Plans To Restructure Health Services at UC-San Diego Hospitals Raises Concerns
Some health officials and patient advocates criticized a restructuring proposal announced Wednesday by University of California-San Diego officials to move some health programs at the university's Hillcrest campus to Thornton Hospital 12 miles away in La Jolla, the San Diego Union-Tribune reports.
The 10- to 20-year restructuring plan, which university officials have said is not final, would expand Thornton Hospital to a 505-bed facility and replace the Hillcrest facility, which does not meet state seismic standards. The plan also calls for the creation of "a bigger, state-of-the-art emergency and ambulatory care complex" and preventive health programs. The Thornton campus also would be updated with telemedicine and electronic videoconferencing technology.
Under the plan, the Hillcrest facility would continue to offer emergency and urgent care services. The Hillcrest facility currently treats almost half of uninsured and underinsured patients in the county, according to the Union-Tribune.
UCSD physician in chief Thomas McAfee and CEO Richard Liekweg on Thursday "reiterated the university's commitment to serve the poor and underinsured," the Union-Tribune reports. They said the plan would reduce costs, lessen duplication of services between Hillcrest and Thornton and increase patient care quality. McAfee said that enhanced emergency and ambulatory care programs would benefit the community.
However, some officials responded that the university should not operate a freestanding EDs without specialty services, such as bypass surgery.
County Supervisor Ron Roberts said that the move would require patients who need inpatient care to travel 20 miles to Scripps Mercy Hospital -- the only other trauma center in the area, the Union-Tribune reports.
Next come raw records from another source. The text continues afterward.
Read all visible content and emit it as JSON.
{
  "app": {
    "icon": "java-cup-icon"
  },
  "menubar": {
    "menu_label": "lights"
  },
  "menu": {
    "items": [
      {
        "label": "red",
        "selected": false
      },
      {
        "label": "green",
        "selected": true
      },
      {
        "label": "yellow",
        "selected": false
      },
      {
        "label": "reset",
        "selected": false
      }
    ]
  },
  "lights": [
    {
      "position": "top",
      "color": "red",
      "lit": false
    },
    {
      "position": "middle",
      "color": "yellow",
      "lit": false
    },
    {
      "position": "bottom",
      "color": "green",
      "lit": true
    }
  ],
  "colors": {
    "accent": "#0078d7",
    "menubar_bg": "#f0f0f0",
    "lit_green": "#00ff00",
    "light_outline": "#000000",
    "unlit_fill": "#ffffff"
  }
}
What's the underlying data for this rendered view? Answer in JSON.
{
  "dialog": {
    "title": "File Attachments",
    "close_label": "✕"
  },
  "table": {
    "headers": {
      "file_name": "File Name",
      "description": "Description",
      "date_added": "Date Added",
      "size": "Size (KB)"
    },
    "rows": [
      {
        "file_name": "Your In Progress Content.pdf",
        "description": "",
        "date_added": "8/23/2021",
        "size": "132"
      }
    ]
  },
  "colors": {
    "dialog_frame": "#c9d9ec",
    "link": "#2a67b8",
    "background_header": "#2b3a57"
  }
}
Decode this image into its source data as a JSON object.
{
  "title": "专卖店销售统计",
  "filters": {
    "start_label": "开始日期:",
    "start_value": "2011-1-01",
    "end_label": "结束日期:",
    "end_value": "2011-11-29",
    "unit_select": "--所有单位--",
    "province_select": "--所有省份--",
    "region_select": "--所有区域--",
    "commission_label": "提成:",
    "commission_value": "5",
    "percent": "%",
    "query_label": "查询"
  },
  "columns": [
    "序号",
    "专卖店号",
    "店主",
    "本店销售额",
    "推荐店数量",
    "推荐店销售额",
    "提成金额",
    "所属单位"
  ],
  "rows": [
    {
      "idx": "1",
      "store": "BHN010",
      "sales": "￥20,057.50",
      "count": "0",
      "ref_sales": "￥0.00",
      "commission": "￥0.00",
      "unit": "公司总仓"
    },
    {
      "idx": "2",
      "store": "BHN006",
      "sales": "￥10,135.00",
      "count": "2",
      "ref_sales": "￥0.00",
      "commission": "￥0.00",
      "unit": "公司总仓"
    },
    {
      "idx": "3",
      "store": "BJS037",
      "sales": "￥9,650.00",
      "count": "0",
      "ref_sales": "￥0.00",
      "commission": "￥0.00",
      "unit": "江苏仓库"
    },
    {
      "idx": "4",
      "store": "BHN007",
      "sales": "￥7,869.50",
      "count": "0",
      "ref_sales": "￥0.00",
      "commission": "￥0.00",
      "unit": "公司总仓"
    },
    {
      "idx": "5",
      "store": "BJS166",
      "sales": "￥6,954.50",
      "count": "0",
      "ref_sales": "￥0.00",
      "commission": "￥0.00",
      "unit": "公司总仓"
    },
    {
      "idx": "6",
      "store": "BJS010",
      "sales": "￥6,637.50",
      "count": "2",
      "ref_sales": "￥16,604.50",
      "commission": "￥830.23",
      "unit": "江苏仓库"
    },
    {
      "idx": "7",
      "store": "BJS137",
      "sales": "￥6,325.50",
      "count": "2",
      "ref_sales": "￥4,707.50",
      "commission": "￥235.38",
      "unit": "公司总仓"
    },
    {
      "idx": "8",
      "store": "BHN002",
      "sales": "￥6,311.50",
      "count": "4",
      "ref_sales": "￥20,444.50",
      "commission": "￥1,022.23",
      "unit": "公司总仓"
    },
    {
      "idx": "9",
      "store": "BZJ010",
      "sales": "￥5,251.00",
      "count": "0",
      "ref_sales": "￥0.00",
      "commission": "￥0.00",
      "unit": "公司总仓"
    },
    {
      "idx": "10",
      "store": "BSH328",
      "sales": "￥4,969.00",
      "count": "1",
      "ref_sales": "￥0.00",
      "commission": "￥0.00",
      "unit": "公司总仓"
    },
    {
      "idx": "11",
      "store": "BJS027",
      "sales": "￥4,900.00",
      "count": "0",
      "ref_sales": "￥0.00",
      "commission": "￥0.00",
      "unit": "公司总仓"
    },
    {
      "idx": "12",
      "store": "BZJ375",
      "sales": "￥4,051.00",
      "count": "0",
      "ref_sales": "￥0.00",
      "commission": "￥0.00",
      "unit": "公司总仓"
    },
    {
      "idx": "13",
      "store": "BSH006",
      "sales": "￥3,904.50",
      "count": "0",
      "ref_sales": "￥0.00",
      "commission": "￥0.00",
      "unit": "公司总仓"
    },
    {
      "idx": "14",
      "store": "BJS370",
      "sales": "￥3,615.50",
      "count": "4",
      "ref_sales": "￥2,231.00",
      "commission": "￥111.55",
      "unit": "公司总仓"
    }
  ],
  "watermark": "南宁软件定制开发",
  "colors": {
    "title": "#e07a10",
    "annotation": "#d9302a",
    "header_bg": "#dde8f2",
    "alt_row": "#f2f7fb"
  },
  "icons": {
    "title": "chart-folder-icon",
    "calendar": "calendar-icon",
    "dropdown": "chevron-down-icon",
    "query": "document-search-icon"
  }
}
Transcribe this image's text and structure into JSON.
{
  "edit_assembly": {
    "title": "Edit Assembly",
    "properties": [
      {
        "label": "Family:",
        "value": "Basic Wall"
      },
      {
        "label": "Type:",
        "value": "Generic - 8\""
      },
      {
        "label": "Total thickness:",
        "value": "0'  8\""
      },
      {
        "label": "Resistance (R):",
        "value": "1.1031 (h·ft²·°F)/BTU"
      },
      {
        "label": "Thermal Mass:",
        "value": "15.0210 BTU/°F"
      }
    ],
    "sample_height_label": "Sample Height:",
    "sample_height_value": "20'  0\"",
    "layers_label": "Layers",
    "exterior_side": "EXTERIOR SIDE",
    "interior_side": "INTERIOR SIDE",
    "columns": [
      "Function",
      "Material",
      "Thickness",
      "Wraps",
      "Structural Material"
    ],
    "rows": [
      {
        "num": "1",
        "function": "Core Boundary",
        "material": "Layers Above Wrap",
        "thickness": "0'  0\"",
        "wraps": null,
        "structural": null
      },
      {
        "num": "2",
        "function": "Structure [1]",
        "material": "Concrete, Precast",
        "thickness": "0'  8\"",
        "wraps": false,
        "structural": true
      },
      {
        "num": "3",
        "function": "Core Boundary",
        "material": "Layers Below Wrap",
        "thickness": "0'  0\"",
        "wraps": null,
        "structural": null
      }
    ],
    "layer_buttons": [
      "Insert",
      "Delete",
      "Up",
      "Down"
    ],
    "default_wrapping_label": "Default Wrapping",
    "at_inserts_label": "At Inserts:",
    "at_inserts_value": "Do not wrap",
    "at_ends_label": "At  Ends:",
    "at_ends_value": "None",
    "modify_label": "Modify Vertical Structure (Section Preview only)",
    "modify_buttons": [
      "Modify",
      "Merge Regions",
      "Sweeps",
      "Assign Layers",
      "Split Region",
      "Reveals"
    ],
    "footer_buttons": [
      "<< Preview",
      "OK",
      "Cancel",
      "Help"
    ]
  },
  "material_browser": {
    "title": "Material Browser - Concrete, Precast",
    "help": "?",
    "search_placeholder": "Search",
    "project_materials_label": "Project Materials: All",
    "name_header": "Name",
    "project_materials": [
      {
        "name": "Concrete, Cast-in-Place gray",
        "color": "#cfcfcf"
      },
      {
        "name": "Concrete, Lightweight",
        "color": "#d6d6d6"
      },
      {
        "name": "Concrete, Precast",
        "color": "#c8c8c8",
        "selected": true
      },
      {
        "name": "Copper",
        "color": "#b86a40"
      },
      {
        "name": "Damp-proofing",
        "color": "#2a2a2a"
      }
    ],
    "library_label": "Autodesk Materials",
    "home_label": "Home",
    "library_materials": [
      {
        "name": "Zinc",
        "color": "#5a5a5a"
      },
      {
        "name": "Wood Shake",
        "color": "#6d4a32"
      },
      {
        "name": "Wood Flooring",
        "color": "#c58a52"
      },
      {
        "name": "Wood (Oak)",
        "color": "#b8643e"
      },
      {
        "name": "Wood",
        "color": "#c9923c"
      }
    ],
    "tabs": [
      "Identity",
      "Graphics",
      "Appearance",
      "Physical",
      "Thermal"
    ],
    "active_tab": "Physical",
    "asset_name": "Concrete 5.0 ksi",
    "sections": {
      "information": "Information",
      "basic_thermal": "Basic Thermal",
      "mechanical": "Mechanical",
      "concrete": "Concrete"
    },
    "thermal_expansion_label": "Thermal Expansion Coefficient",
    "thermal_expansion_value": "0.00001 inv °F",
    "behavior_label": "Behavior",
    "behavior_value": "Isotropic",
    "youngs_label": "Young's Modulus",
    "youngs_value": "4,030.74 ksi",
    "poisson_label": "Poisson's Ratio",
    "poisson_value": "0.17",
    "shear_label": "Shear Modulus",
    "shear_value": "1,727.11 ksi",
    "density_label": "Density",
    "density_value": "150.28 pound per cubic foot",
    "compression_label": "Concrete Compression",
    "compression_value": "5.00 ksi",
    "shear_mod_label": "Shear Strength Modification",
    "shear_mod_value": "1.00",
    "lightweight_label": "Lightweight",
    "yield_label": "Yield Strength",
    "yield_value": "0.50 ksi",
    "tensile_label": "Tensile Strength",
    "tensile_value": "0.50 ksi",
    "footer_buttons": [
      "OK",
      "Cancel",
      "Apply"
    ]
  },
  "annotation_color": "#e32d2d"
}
Roberts said, "This does not appear to be a patient-based plan." He added, "I'm having trouble visualizing how you can have an emergency room without having an adjacent hospital that you could admit people to if you need to."
Jerrold Glassman, chief of staff and chief of cardiology at Scripps Mercy, said the hospital does not have the infrastructure to care for all patients referred from Hillcrest.
UCSD officials on Thursday said that patients who would need to be admitted to a hospital would be "promptly and safely transported to Thornton," the Union-Tribune reports. McAfee said that only patients with serious illnesses typically require inpatient care.
Richard Butcher, a physician who treats low-income patients, called the plan "a mistake" and "not what we had in mind when we made our agreements with UCSD years ago."
Brent Eastman, former trauma director at Scripps Memorial Hospital in La Jolla, called the proposal "a tectonic plate shift" for the county health care system.
According to the Union-Tribune, state regulations prohibit freestanding EDs that do not have an intensive care unit and those that are not part of a "contiguous acute care hospital."
However, California Hospital Association officials say legislation will be introduced that would establish a special license category that would allow six freestanding EDs affiliated with acute care hospitals. The bill would establish minimum staffing requirements and reimburse care at the same rate as other EDs.
Supporters of the proposed bill say it would ease hospital overcrowding in the state. However, Association of California Emergency Physicians former president Loren Johnson said such a measure would "exacerbate" hospital overcrowding and "tak[e] advantage of the few remaining hospitals that continue to provide true emergency services."
Emergency Medical Services medical director and university ED physician Gary Vilke said that the number patients requiring hospitalization who come to EDs is small. He added that patients who come to EDs without appropriate services are transferred to other hospitals without incident (Clark, San Diego Union-Tribune, 2/4).
KPBS' "KPBS News" on Thursday reported on UCSD's consolidation plan. The segment includes comments from Liekweg (Ford, "KPBS News," KPBS, 2/3). The complete transcript is available online. The complete segment is available online in RealPlayer.This is part of the California Healthline Daily Edition, a summary of health policy coverage from major news organizations. Sign up for an email subscription.